Segment Start: Data extracts

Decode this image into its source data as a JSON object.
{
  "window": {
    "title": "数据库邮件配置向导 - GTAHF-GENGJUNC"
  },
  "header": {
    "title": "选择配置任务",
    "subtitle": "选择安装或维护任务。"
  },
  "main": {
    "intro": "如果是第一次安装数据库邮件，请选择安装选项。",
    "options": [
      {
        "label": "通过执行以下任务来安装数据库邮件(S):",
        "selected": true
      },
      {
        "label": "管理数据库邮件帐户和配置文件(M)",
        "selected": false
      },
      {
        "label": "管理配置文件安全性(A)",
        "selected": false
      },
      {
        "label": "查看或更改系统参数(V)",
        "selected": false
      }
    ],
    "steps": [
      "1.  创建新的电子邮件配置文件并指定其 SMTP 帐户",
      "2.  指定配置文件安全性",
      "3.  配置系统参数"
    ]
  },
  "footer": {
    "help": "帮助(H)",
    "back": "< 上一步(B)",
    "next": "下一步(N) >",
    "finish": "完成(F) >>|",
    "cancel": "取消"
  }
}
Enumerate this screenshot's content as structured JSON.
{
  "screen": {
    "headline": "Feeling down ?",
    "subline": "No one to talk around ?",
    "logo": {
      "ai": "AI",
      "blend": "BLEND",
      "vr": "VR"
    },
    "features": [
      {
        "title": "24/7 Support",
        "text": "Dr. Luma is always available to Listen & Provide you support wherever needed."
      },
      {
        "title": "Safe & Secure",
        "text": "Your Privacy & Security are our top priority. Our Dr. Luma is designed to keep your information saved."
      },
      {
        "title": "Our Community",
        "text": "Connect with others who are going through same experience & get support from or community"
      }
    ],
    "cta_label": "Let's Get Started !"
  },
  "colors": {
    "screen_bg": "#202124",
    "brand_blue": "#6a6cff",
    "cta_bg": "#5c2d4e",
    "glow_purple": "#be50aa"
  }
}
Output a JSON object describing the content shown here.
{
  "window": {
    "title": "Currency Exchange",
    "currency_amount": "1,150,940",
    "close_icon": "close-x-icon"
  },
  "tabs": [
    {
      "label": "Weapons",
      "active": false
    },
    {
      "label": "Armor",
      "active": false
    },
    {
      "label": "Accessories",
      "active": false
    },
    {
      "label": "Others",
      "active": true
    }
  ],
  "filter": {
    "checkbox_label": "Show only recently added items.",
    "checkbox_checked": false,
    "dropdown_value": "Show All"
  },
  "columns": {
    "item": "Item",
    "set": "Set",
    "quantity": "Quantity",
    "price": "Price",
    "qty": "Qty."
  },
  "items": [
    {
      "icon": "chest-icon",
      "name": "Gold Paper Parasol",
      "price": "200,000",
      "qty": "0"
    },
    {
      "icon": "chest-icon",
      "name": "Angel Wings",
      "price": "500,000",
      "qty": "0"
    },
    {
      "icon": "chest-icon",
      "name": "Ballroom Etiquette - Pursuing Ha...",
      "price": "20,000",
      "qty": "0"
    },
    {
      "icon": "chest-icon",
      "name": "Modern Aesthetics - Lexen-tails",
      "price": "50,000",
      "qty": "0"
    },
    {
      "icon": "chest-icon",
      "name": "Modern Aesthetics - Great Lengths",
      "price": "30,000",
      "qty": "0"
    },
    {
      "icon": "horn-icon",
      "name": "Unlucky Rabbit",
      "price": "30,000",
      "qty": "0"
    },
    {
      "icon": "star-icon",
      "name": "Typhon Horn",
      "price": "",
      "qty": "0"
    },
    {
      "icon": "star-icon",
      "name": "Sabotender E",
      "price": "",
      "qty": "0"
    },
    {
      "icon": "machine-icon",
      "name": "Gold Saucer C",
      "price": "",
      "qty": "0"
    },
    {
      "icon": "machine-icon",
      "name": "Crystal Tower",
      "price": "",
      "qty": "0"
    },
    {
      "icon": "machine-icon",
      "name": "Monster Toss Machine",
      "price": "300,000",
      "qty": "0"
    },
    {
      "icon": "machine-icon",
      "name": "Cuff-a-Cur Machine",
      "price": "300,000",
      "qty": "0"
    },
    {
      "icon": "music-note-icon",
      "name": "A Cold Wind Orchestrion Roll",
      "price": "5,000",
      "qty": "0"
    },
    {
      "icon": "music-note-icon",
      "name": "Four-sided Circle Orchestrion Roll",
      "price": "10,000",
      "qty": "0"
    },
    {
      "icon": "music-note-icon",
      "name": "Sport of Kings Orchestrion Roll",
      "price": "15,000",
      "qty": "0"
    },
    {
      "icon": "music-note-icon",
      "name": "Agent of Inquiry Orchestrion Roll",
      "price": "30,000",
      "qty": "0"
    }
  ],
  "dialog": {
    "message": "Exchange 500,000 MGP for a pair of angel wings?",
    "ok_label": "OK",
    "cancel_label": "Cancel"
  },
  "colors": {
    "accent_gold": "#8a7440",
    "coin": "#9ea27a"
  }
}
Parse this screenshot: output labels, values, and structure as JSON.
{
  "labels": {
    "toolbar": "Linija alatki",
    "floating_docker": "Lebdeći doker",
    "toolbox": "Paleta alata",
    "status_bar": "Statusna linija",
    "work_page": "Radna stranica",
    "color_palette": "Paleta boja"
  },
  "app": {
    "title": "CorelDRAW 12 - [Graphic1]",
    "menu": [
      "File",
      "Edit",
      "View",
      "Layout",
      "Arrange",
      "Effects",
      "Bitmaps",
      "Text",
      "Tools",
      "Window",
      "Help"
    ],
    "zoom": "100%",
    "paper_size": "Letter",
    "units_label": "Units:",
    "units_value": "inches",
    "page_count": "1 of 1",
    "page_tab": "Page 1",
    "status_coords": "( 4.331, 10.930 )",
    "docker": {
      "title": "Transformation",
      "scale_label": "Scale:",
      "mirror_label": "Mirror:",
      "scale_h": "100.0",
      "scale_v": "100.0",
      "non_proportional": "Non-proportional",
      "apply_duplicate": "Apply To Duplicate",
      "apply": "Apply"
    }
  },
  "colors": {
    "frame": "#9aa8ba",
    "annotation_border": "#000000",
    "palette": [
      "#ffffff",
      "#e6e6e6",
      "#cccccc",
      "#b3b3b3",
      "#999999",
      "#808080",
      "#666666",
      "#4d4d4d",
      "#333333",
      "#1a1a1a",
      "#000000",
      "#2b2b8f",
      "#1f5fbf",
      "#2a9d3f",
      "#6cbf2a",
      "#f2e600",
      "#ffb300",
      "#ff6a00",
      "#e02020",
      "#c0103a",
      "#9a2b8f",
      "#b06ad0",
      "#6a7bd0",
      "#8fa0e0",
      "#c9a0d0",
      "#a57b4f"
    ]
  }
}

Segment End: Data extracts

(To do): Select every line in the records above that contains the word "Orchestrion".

(Completed task):
      "name": "A Cold Wind Orchestrion Roll",
      "name": "Four-sided Circle Orchestrion Roll",
      "name": "Sport of Kings Orchestrion Roll",
      "name": "Agent of Inquiry Orchestrion Roll",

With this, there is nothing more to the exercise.